Exercise requirements -> From the entries that follow, copy every line with the word "structure".

-- Task data follows --

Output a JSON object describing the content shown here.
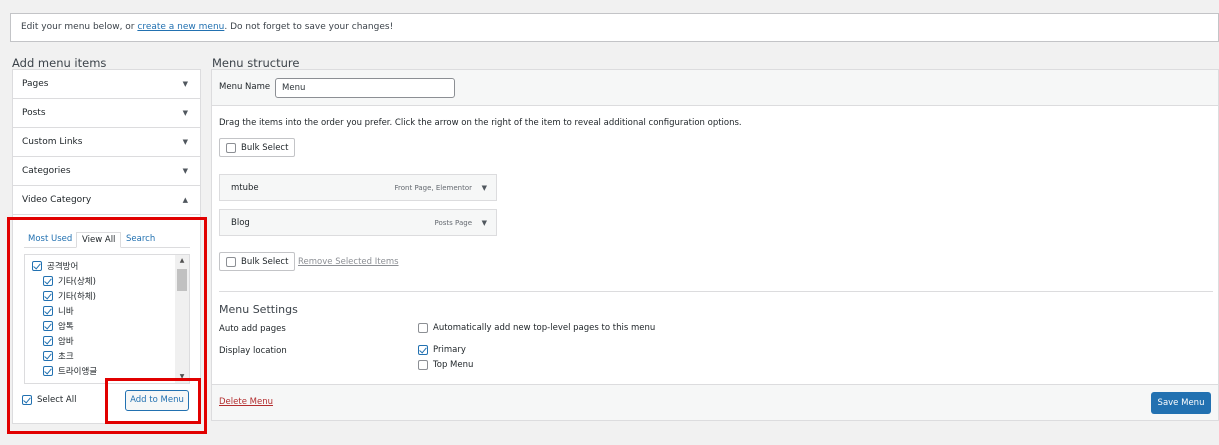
{
  "notice": {
    "text_before": "Edit your menu below, or ",
    "link": "create a new menu",
    "text_after": ". Do not forget to save your changes!"
  },
  "add_items": {
    "heading": "Add menu items",
    "sections": [
      {
        "label": "Pages",
        "arrow": "▼"
      },
      {
        "label": "Posts",
        "arrow": "▼"
      },
      {
        "label": "Custom Links",
        "arrow": "▼"
      },
      {
        "label": "Categories",
        "arrow": "▼"
      },
      {
        "label": "Video Category",
        "arrow": "▲"
      }
    ],
    "tabs": [
      "Most Used",
      "View All",
      "Search"
    ],
    "active_tab": "View All",
    "checklist": [
      {
        "label": "공격방어",
        "checked": true,
        "level": 0
      },
      {
        "label": "기타(상체)",
        "checked": true,
        "level": 1
      },
      {
        "label": "기타(하체)",
        "checked": true,
        "level": 1
      },
      {
        "label": "니바",
        "checked": true,
        "level": 1
      },
      {
        "label": "암톡",
        "checked": true,
        "level": 1
      },
      {
        "label": "암바",
        "checked": true,
        "level": 1
      },
      {
        "label": "초크",
        "checked": true,
        "level": 1
      },
      {
        "label": "트라이앵글",
        "checked": true,
        "level": 1
      }
    ],
    "select_all": {
      "label": "Select All",
      "checked": true
    },
    "add_button": "Add to Menu"
  },
  "structure": {
    "heading": "Menu structure",
    "menu_name_label": "Menu Name",
    "menu_name_value": "Menu",
    "instructions": "Drag the items into the order you prefer. Click the arrow on the right of the item to reveal additional configuration options.",
    "bulk_select": "Bulk Select",
    "items": [
      {
        "title": "mtube",
        "type": "Front Page, Elementor"
      },
      {
        "title": "Blog",
        "type": "Posts Page"
      }
    ],
    "remove_selected": "Remove Selected Items",
    "settings": {
      "title": "Menu Settings",
      "auto_add_label": "Auto add pages",
      "auto_add_option": "Automatically add new top-level pages to this menu",
      "display_location_label": "Display location",
      "locations": [
        {
          "label": "Primary",
          "checked": true
        },
        {
          "label": "Top Menu",
          "checked": false
        }
      ]
    },
    "delete_menu": "Delete Menu",
    "save_menu": "Save Menu"
  },
  "colors": {
    "accent": "#2271b1",
    "highlight": "#e10000",
    "danger": "#b32d2e"
  }
}
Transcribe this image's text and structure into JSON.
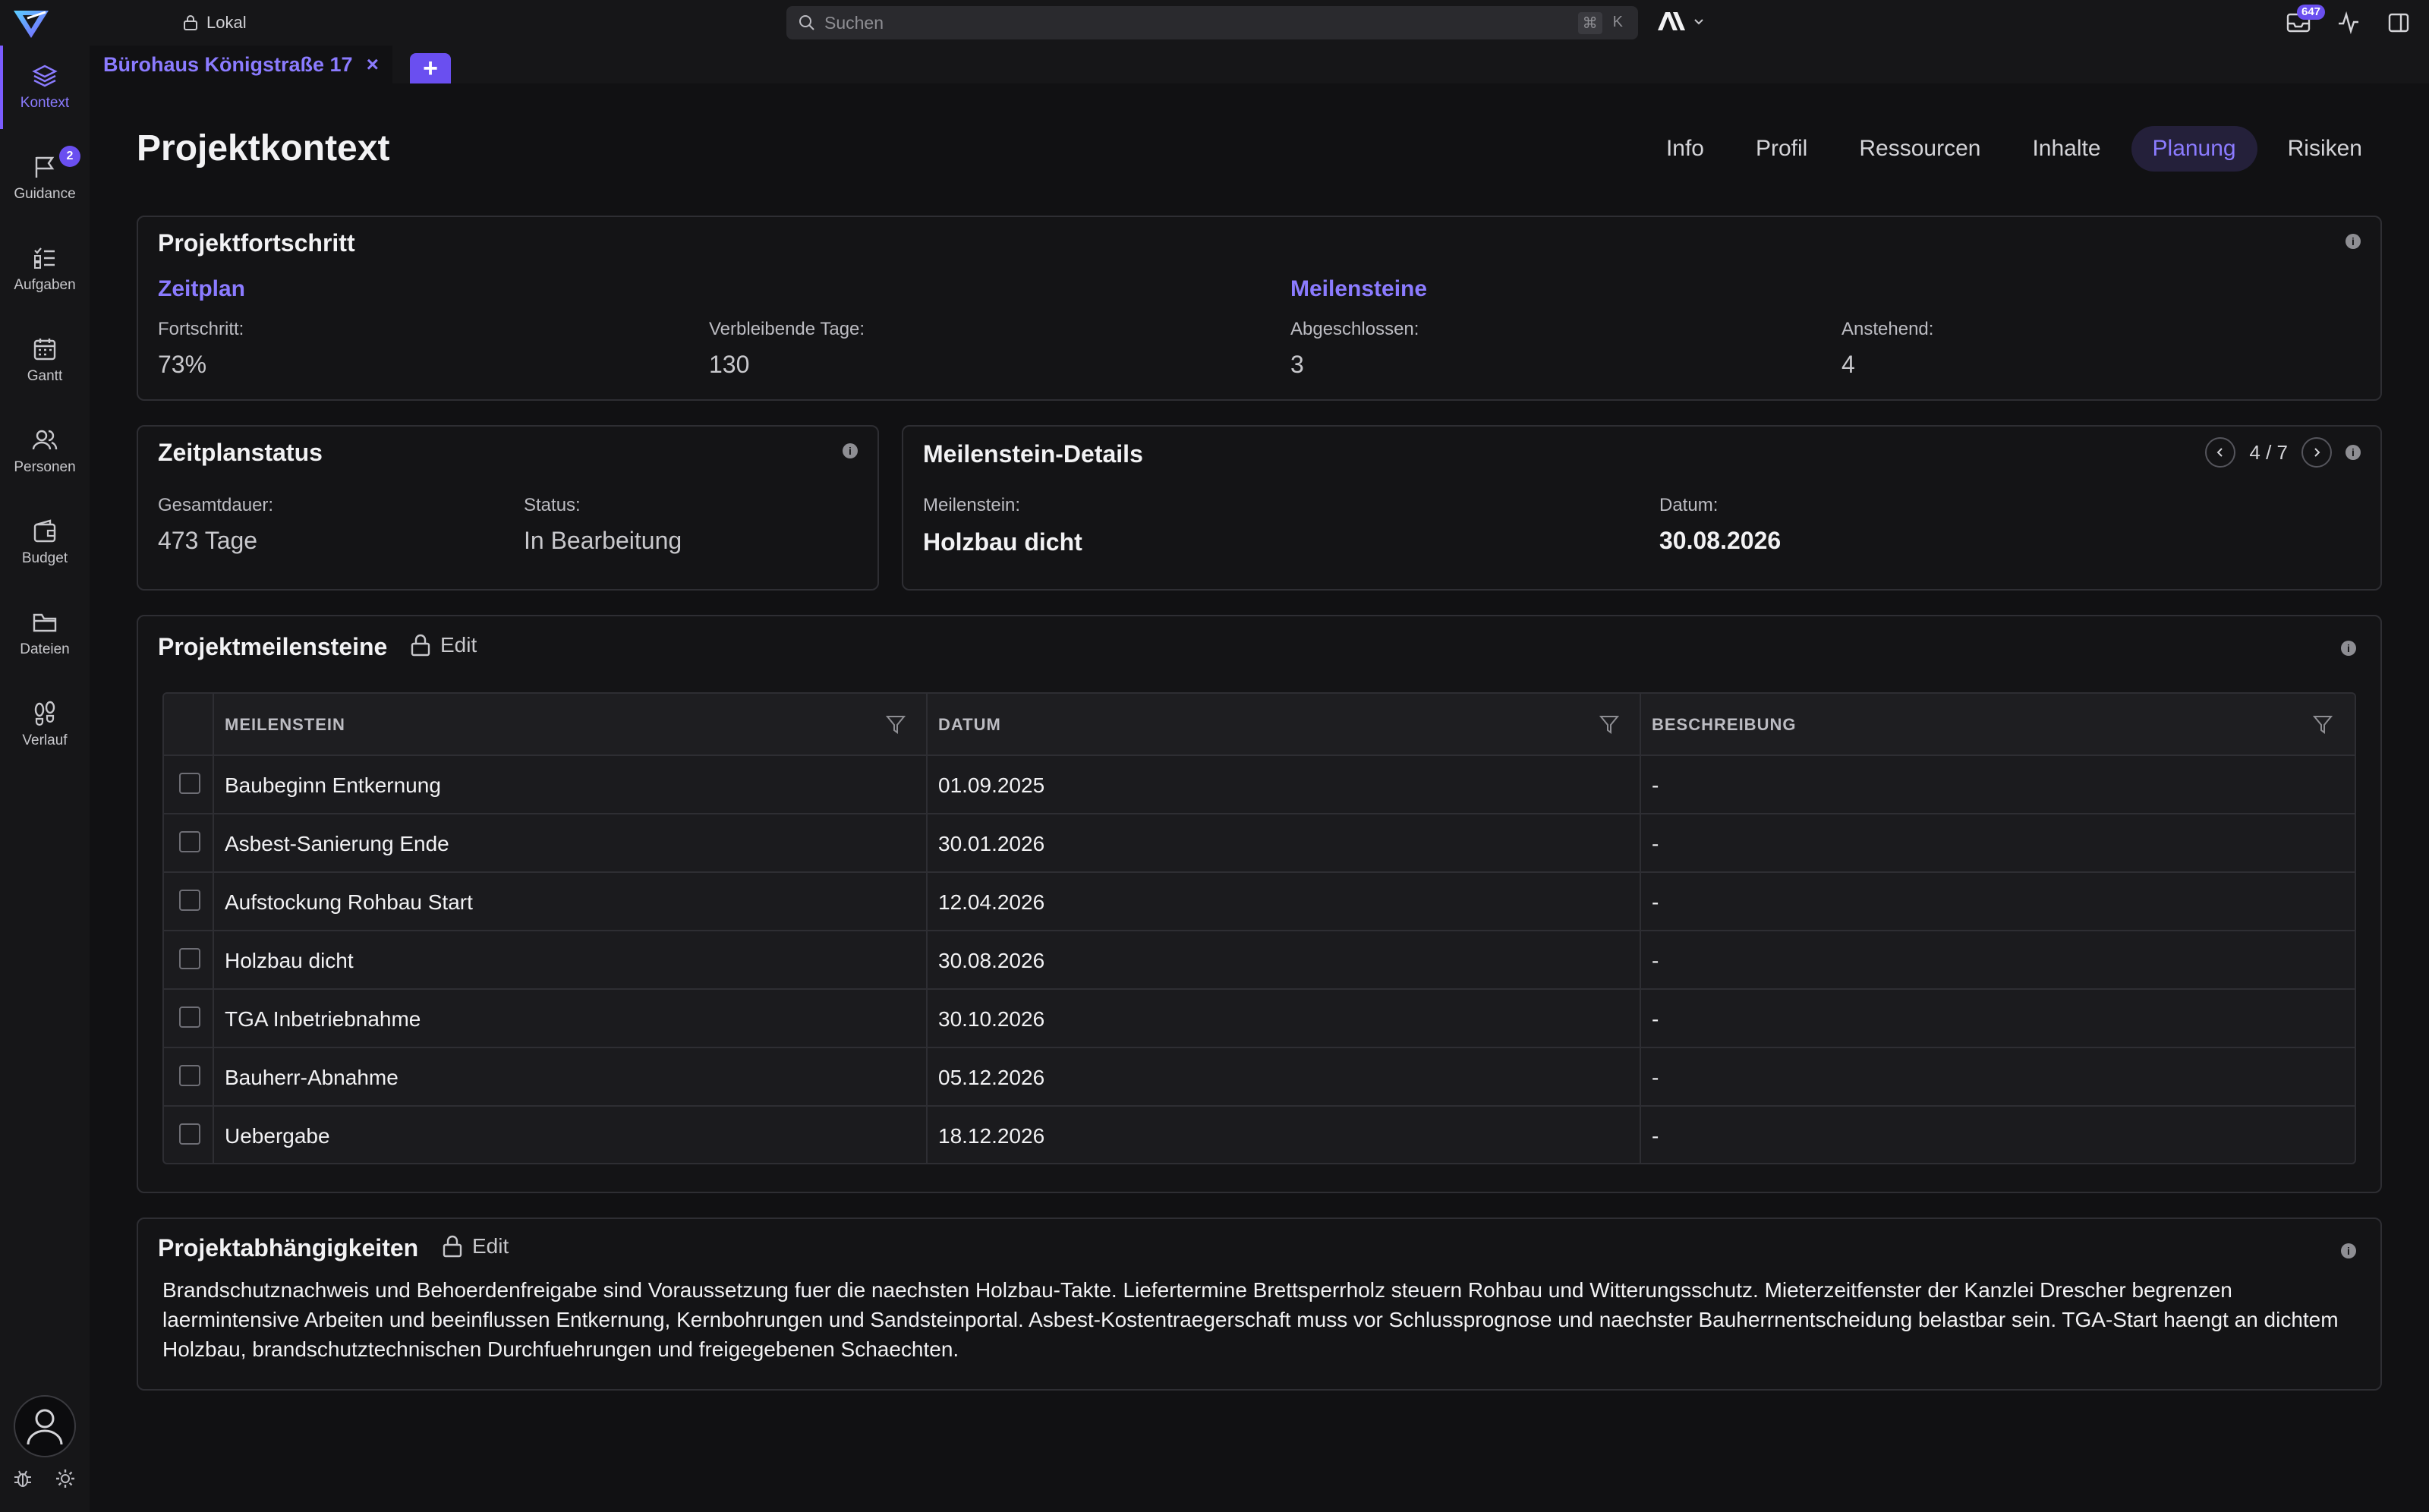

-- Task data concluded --

Result of this exercise ->
  "structure": {
    "heading": "Menu structure",
Transcribe this image's text and structure into JSON.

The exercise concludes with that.